TASK INSTRUCTIONS:
From the records below, copy each line in which the string "link" occurs.

[Dataset rows describing interfaces]
━━━━━━
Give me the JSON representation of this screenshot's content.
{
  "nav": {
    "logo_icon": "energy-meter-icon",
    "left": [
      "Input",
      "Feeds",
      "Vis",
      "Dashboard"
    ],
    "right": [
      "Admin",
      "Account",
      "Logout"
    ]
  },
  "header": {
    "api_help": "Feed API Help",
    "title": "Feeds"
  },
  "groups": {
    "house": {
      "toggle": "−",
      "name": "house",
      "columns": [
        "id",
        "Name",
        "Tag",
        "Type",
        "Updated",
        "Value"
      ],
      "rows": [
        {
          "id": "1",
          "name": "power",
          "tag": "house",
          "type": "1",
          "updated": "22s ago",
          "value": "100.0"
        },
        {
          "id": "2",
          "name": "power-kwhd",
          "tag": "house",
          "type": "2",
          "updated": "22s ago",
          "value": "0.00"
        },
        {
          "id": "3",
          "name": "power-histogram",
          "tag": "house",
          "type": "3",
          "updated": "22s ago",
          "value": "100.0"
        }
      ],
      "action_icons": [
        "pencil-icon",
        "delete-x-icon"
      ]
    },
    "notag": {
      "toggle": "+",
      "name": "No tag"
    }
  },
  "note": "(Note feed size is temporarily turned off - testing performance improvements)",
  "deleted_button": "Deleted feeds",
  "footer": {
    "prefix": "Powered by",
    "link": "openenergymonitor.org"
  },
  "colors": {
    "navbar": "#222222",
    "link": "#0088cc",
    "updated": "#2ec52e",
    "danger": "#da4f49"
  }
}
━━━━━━
PROBLEM SOLUTION:
    "link": "openenergymonitor.org"
    "link": "#0088cc",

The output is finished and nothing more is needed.